▶ Task instructions
An exact copy of every entry is needed, with no images.

▶ Data listing
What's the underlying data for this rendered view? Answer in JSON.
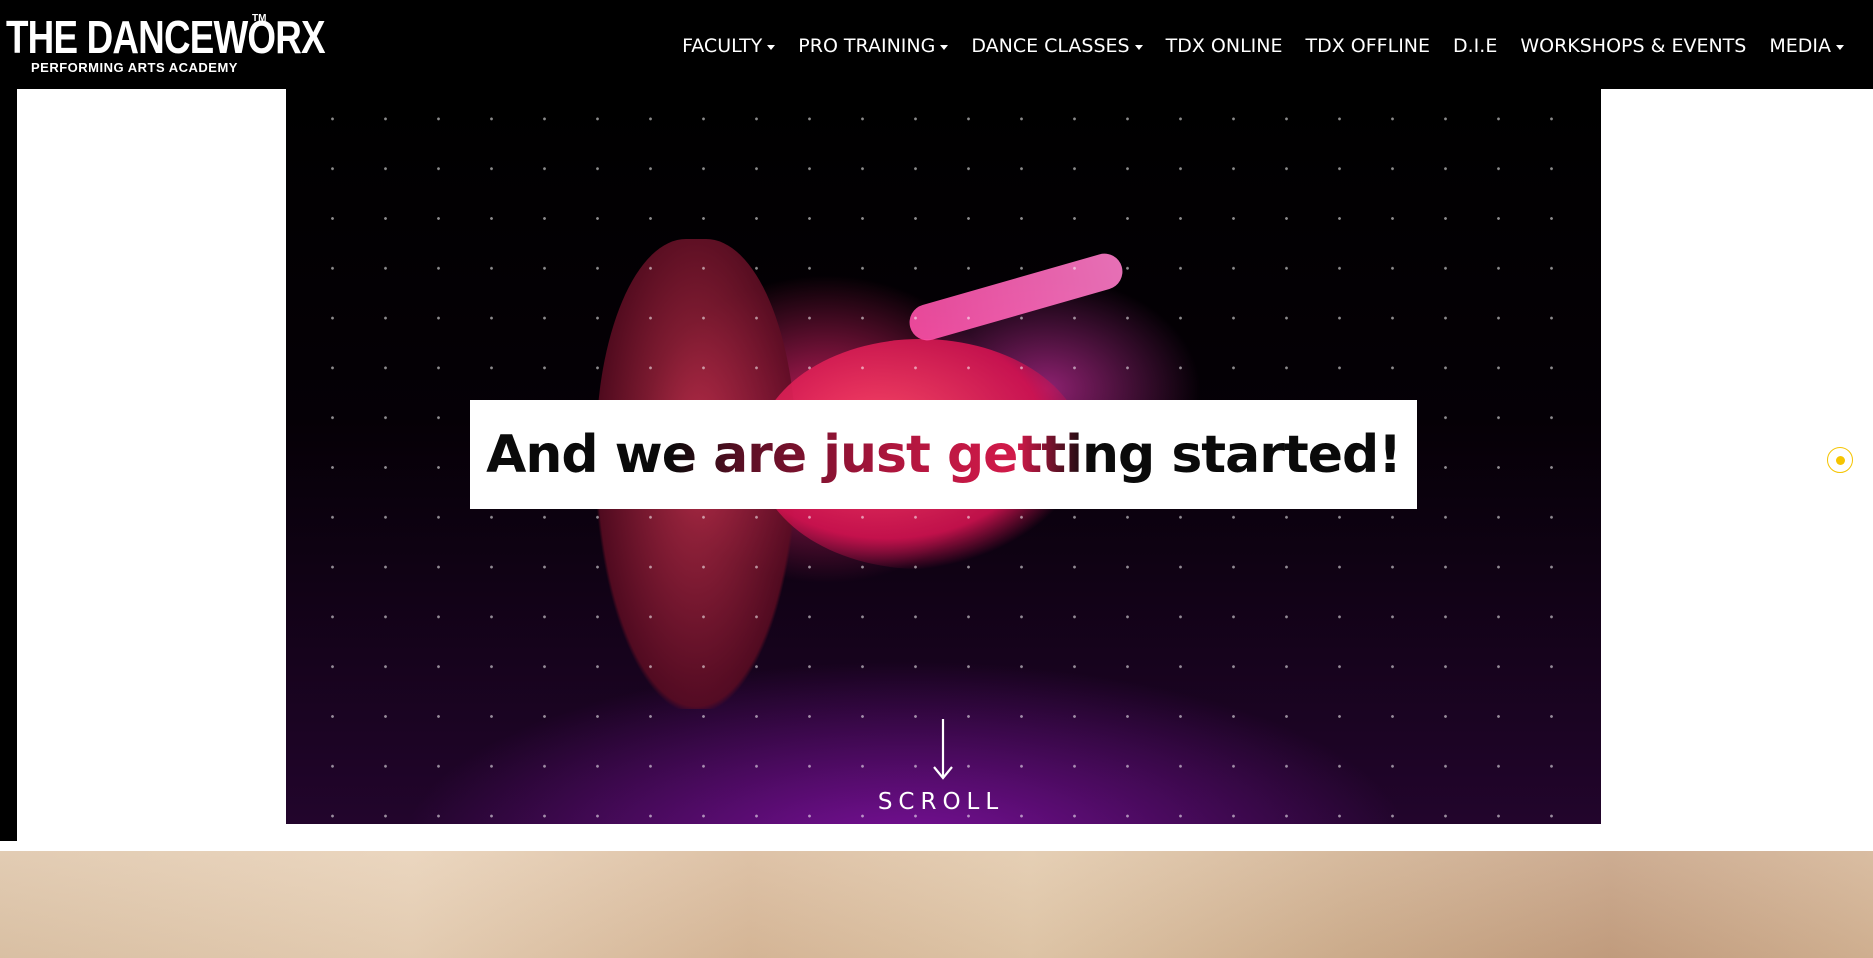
{
  "brand": {
    "logo_main": "THE DANCEWORX",
    "logo_tm": "TM",
    "logo_sub": "PERFORMING ARTS ACADEMY"
  },
  "nav": {
    "items": [
      {
        "label": "FACULTY",
        "has_dropdown": true
      },
      {
        "label": "PRO TRAINING",
        "has_dropdown": true
      },
      {
        "label": "DANCE CLASSES",
        "has_dropdown": true
      },
      {
        "label": "TDX ONLINE",
        "has_dropdown": false
      },
      {
        "label": "TDX OFFLINE",
        "has_dropdown": false
      },
      {
        "label": "D.I.E",
        "has_dropdown": false
      },
      {
        "label": "WORKSHOPS & EVENTS",
        "has_dropdown": false
      },
      {
        "label": "MEDIA",
        "has_dropdown": true
      }
    ]
  },
  "hero": {
    "headline": "And we are just getting started!",
    "scroll_label": "SCROLL",
    "scroll_icon": "arrow-down-icon"
  },
  "side_nav": {
    "icon": "nav-dot-icon",
    "accent_color": "#f5c400"
  },
  "colors": {
    "topbar": "#000000",
    "headline_accent": "#d21a4a"
  }
}
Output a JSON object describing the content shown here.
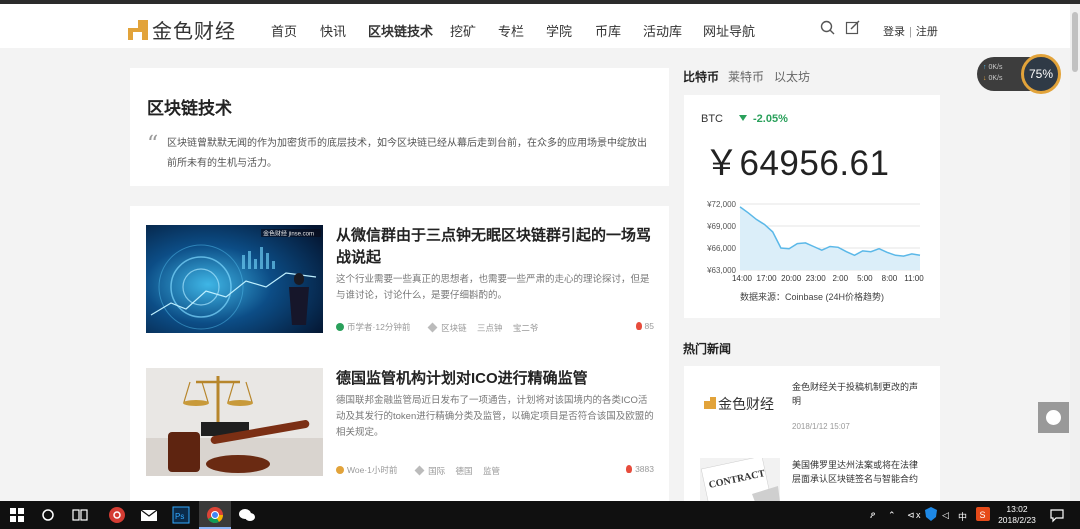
{
  "header": {
    "logo_text": "金色财经",
    "nav": [
      "首页",
      "快讯",
      "区块链技术",
      "挖矿",
      "专栏",
      "学院",
      "币库",
      "活动库",
      "网址导航"
    ],
    "active_nav": "区块链技术",
    "login": "登录",
    "separator": "|",
    "register": "注册"
  },
  "intro": {
    "title": "区块链技术",
    "quote": "“",
    "text": "区块链曾默默无闻的作为加密货币的底层技术，如今区块链已经从幕后走到台前，在众多的应用场景中绽放出前所未有的生机与活力。"
  },
  "articles": [
    {
      "title": "从微信群由于三点钟无眠区块链群引起的一场骂战说起",
      "summary": "这个行业需要一些真正的思想者，也需要一些严肃的走心的理论探讨，但是与谁讨论，讨论什么，是要仔细斟酌的。",
      "thumb_caption": "金色财经 jinse.com",
      "author": "币学者",
      "time": "12分钟前",
      "tags": [
        "区块链",
        "三点钟",
        "宝二爷"
      ],
      "hot": "85"
    },
    {
      "title": "德国监管机构计划对ICO进行精确监管",
      "summary": "德国联邦金融监管局近日发布了一项通告，计划将对该国境内的各类ICO活动及其发行的token进行精确分类及监管，以确定项目是否符合该国及欧盟的相关规定。",
      "author": "Woe",
      "time": "1小时前",
      "tags": [
        "国际",
        "德国",
        "监管"
      ],
      "hot": "3883"
    }
  ],
  "sidebar": {
    "tabs": [
      "比特币",
      "莱特币",
      "以太坊"
    ],
    "active_tab": "比特币",
    "coin": "BTC",
    "change": "-2.05%",
    "price": "￥64956.61",
    "source": "数据来源：Coinbase (24H价格趋势)",
    "hot_title": "热门新闻",
    "news": [
      {
        "title": "金色财经关于投稿机制更改的声明",
        "date": "2018/1/12 15:07",
        "image_text": "金色财经"
      },
      {
        "title": "美国佛罗里达州法案或将在法律层面承认区块链签名与智能合约",
        "date": "",
        "image_text": "CONTRACT"
      }
    ]
  },
  "chart_data": {
    "type": "line",
    "x": [
      "14:00",
      "17:00",
      "20:00",
      "23:00",
      "2:00",
      "5:00",
      "8:00",
      "11:00"
    ],
    "values": [
      71600,
      70800,
      69900,
      69200,
      68200,
      66000,
      65900,
      66600,
      66700,
      66200,
      65700,
      66200,
      66100,
      65500,
      65000,
      65600,
      65500,
      65900,
      65400,
      65000,
      64900,
      65200,
      65000
    ],
    "ylabels": [
      "¥72,000",
      "¥69,000",
      "¥66,000",
      "¥63,000"
    ],
    "ylim": [
      63000,
      72000
    ],
    "grid": true,
    "color": "#5bb8e8",
    "fill": "#dbeef9"
  },
  "widget": {
    "up": "0K/s",
    "down": "0K/s",
    "percent": "75%"
  },
  "taskbar": {
    "time": "13:02",
    "date": "2018/2/23",
    "ime": "中",
    "tray_a": "x",
    "tray_b": "⊲"
  }
}
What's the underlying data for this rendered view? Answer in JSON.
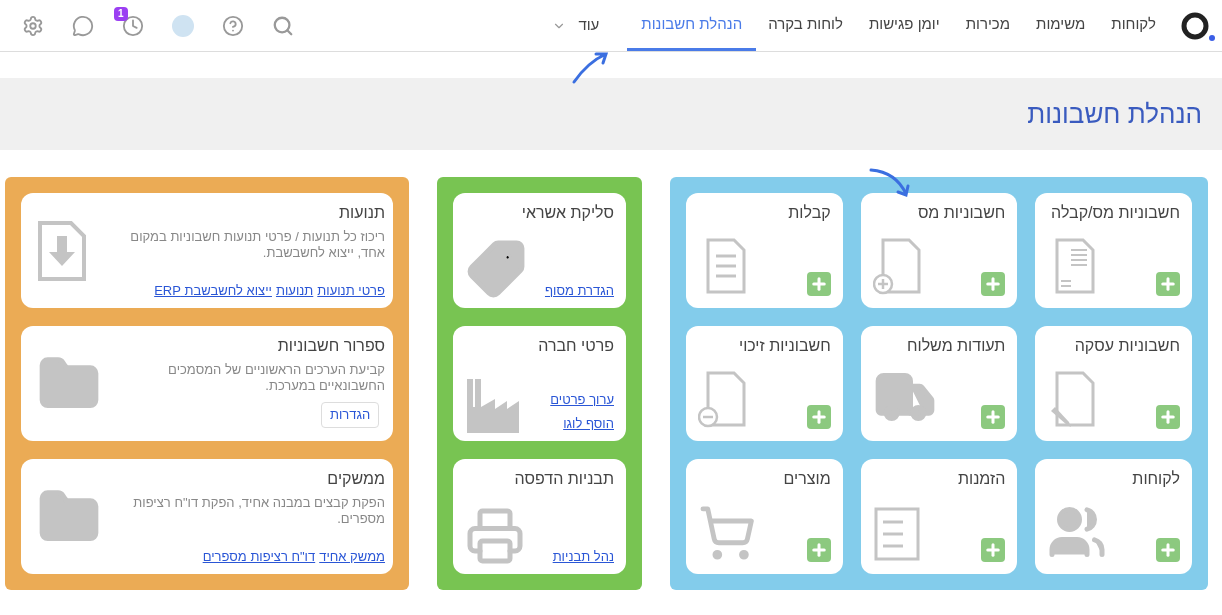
{
  "nav": {
    "items": [
      {
        "label": "לקוחות",
        "selected": false
      },
      {
        "label": "משימות",
        "selected": false
      },
      {
        "label": "מכירות",
        "selected": false
      },
      {
        "label": "יומן פגישות",
        "selected": false
      },
      {
        "label": "לוחות בקרה",
        "selected": false
      },
      {
        "label": "הנהלת חשבונות",
        "selected": true
      }
    ],
    "more": "עוד",
    "notification_count": "1"
  },
  "page_title": "הנהלת חשבונות",
  "panels": [
    {
      "kind": "grid",
      "color": "#83cceb",
      "cards": [
        {
          "title": "חשבוניות מס/קבלה",
          "add_button": true
        },
        {
          "title": "חשבוניות מס",
          "add_button": true
        },
        {
          "title": "קבלות",
          "add_button": true
        },
        {
          "title": "חשבוניות עסקה",
          "add_button": true
        },
        {
          "title": "תעודות משלוח",
          "add_button": true
        },
        {
          "title": "חשבוניות זיכוי",
          "add_button": true
        },
        {
          "title": "לקוחות",
          "add_button": true
        },
        {
          "title": "הזמנות",
          "add_button": true
        },
        {
          "title": "מוצרים",
          "add_button": true
        }
      ]
    },
    {
      "kind": "stack",
      "color": "#78c452",
      "cards": [
        {
          "title": "סליקת אשראי",
          "links": [
            "הגדרת מסוף"
          ]
        },
        {
          "title": "פרטי חברה",
          "links": [
            "ערוך פרטים",
            "הוסף לוגו"
          ]
        },
        {
          "title": "תבניות הדפסה",
          "links": [
            "נהל תבניות"
          ]
        }
      ]
    },
    {
      "kind": "list",
      "color": "#ebab55",
      "cards": [
        {
          "title": "תנועות",
          "description": "ריכוז כל תנועות / פרטי תנועות חשבוניות במקום אחד, ייצוא לחשבשבת.",
          "links": [
            "פרטי תנועות",
            "תנועות",
            "ייצוא לחשבשבת ERP"
          ]
        },
        {
          "title": "ספרור חשבוניות",
          "description": "קביעת הערכים הראשוניים של המסמכים החשבונאיים במערכת.",
          "button": "הגדרות"
        },
        {
          "title": "ממשקים",
          "description": "הפקת קבצים במבנה אחיד, הפקת דו\"ח רציפות מספרים.",
          "links": [
            "ממשק אחיד",
            "דו\"ח רציפות מספרים"
          ]
        }
      ]
    }
  ]
}
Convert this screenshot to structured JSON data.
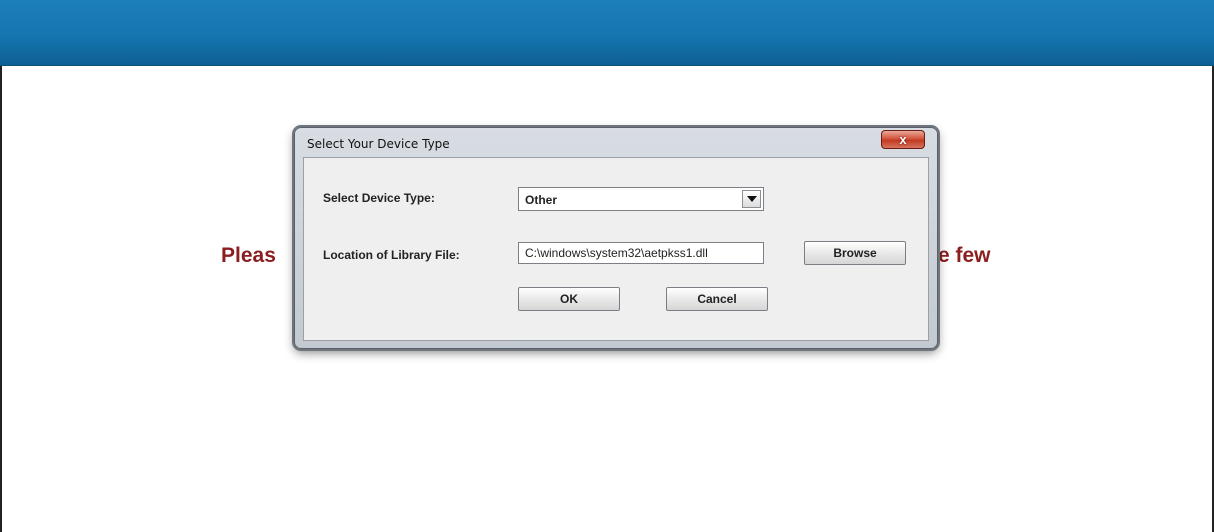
{
  "background": {
    "message_left": "Pleas",
    "message_right": "e few"
  },
  "dialog": {
    "title": "Select Your Device Type",
    "close_label": "x",
    "device_type_label": "Select Device Type:",
    "device_type_value": "Other",
    "library_label": "Location of Library File:",
    "library_path": "C:\\windows\\system32\\aetpkss1.dll",
    "browse_label": "Browse",
    "ok_label": "OK",
    "cancel_label": "Cancel"
  },
  "colors": {
    "header_bar": "#1575b0",
    "message_text": "#8b1f1f",
    "close_button": "#c23a22"
  }
}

▶ Solution for this problem
What's the underlying data for this rendered view? Answer in JSON.
{
  "brand": {
    "logo_main": "THE DANCEWORX",
    "logo_tm": "TM",
    "logo_sub": "PERFORMING ARTS ACADEMY"
  },
  "nav": {
    "items": [
      {
        "label": "FACULTY",
        "has_dropdown": true
      },
      {
        "label": "PRO TRAINING",
        "has_dropdown": true
      },
      {
        "label": "DANCE CLASSES",
        "has_dropdown": true
      },
      {
        "label": "TDX ONLINE",
        "has_dropdown": false
      },
      {
        "label": "TDX OFFLINE",
        "has_dropdown": false
      },
      {
        "label": "D.I.E",
        "has_dropdown": false
      },
      {
        "label": "WORKSHOPS & EVENTS",
        "has_dropdown": false
      },
      {
        "label": "MEDIA",
        "has_dropdown": true
      }
    ]
  },
  "hero": {
    "headline": "And we are just getting started!",
    "scroll_label": "SCROLL",
    "scroll_icon": "arrow-down-icon"
  },
  "side_nav": {
    "icon": "nav-dot-icon",
    "accent_color": "#f5c400"
  },
  "colors": {
    "topbar": "#000000",
    "headline_accent": "#d21a4a"
  }
}
Output a JSON object describing the content shown here.
{
  "header": {
    "logo_text": "金色财经",
    "nav": [
      "首页",
      "快讯",
      "区块链技术",
      "挖矿",
      "专栏",
      "学院",
      "币库",
      "活动库",
      "网址导航"
    ],
    "active_nav": "区块链技术",
    "login": "登录",
    "separator": "|",
    "register": "注册"
  },
  "intro": {
    "title": "区块链技术",
    "quote": "“",
    "text": "区块链曾默默无闻的作为加密货币的底层技术，如今区块链已经从幕后走到台前，在众多的应用场景中绽放出前所未有的生机与活力。"
  },
  "articles": [
    {
      "title": "从微信群由于三点钟无眠区块链群引起的一场骂战说起",
      "summary": "这个行业需要一些真正的思想者，也需要一些严肃的走心的理论探讨，但是与谁讨论，讨论什么，是要仔细斟酌的。",
      "thumb_caption": "金色财经 jinse.com",
      "author": "币学者",
      "time": "12分钟前",
      "tags": [
        "区块链",
        "三点钟",
        "宝二爷"
      ],
      "hot": "85"
    },
    {
      "title": "德国监管机构计划对ICO进行精确监管",
      "summary": "德国联邦金融监管局近日发布了一项通告，计划将对该国境内的各类ICO活动及其发行的token进行精确分类及监管，以确定项目是否符合该国及欧盟的相关规定。",
      "author": "Woe",
      "time": "1小时前",
      "tags": [
        "国际",
        "德国",
        "监管"
      ],
      "hot": "3883"
    }
  ],
  "sidebar": {
    "tabs": [
      "比特币",
      "莱特币",
      "以太坊"
    ],
    "active_tab": "比特币",
    "coin": "BTC",
    "change": "-2.05%",
    "price": "￥64956.61",
    "source": "数据来源：Coinbase (24H价格趋势)",
    "hot_title": "热门新闻",
    "news": [
      {
        "title": "金色财经关于投稿机制更改的声明",
        "date": "2018/1/12 15:07",
        "image_text": "金色财经"
      },
      {
        "title": "美国佛罗里达州法案或将在法律层面承认区块链签名与智能合约",
        "date": "",
        "image_text": "CONTRACT"
      }
    ]
  },
  "chart_data": {
    "type": "line",
    "x": [
      "14:00",
      "17:00",
      "20:00",
      "23:00",
      "2:00",
      "5:00",
      "8:00",
      "11:00"
    ],
    "values": [
      71600,
      70800,
      69900,
      69200,
      68200,
      66000,
      65900,
      66600,
      66700,
      66200,
      65700,
      66200,
      66100,
      65500,
      65000,
      65600,
      65500,
      65900,
      65400,
      65000,
      64900,
      65200,
      65000
    ],
    "ylabels": [
      "¥72,000",
      "¥69,000",
      "¥66,000",
      "¥63,000"
    ],
    "ylim": [
      63000,
      72000
    ],
    "grid": true,
    "color": "#5bb8e8",
    "fill": "#dbeef9"
  },
  "widget": {
    "up": "0K/s",
    "down": "0K/s",
    "percent": "75%"
  },
  "taskbar": {
    "time": "13:02",
    "date": "2018/2/23",
    "ime": "中",
    "tray_a": "x",
    "tray_b": "⊲"
  }
}
What's the underlying data for this rendered view? Answer in JSON.
{
  "nav": {
    "items": [
      {
        "label": "לקוחות",
        "selected": false
      },
      {
        "label": "משימות",
        "selected": false
      },
      {
        "label": "מכירות",
        "selected": false
      },
      {
        "label": "יומן פגישות",
        "selected": false
      },
      {
        "label": "לוחות בקרה",
        "selected": false
      },
      {
        "label": "הנהלת חשבונות",
        "selected": true
      }
    ],
    "more": "עוד",
    "notification_count": "1"
  },
  "page_title": "הנהלת חשבונות",
  "panels": [
    {
      "kind": "grid",
      "color": "#83cceb",
      "cards": [
        {
          "title": "חשבוניות מס/קבלה",
          "add_button": true
        },
        {
          "title": "חשבוניות מס",
          "add_button": true
        },
        {
          "title": "קבלות",
          "add_button": true
        },
        {
          "title": "חשבוניות עסקה",
          "add_button": true
        },
        {
          "title": "תעודות משלוח",
          "add_button": true
        },
        {
          "title": "חשבוניות זיכוי",
          "add_button": true
        },
        {
          "title": "לקוחות",
          "add_button": true
        },
        {
          "title": "הזמנות",
          "add_button": true
        },
        {
          "title": "מוצרים",
          "add_button": true
        }
      ]
    },
    {
      "kind": "stack",
      "color": "#78c452",
      "cards": [
        {
          "title": "סליקת אשראי",
          "links": [
            "הגדרת מסוף"
          ]
        },
        {
          "title": "פרטי חברה",
          "links": [
            "ערוך פרטים",
            "הוסף לוגו"
          ]
        },
        {
          "title": "תבניות הדפסה",
          "links": [
            "נהל תבניות"
          ]
        }
      ]
    },
    {
      "kind": "list",
      "color": "#ebab55",
      "cards": [
        {
          "title": "תנועות",
          "description": "ריכוז כל תנועות / פרטי תנועות חשבוניות במקום אחד, ייצוא לחשבשבת.",
          "links": [
            "פרטי תנועות",
            "תנועות",
            "ייצוא לחשבשבת ERP"
          ]
        },
        {
          "title": "ספרור חשבוניות",
          "description": "קביעת הערכים הראשוניים של המסמכים החשבונאיים במערכת.",
          "button": "הגדרות"
        },
        {
          "title": "ממשקים",
          "description": "הפקת קבצים במבנה אחיד, הפקת דו\"ח רציפות מספרים.",
          "links": [
            "ממשק אחיד",
            "דו\"ח רציפות מספרים"
          ]
        }
      ]
    }
  ]
}
Convert this screenshot to structured JSON data.
{
  "background": {
    "message_left": "Pleas",
    "message_right": "e few"
  },
  "dialog": {
    "title": "Select Your Device Type",
    "close_label": "x",
    "device_type_label": "Select Device Type:",
    "device_type_value": "Other",
    "library_label": "Location of Library File:",
    "library_path": "C:\\windows\\system32\\aetpkss1.dll",
    "browse_label": "Browse",
    "ok_label": "OK",
    "cancel_label": "Cancel"
  },
  "colors": {
    "header_bar": "#1575b0",
    "message_text": "#8b1f1f",
    "close_button": "#c23a22"
  }
}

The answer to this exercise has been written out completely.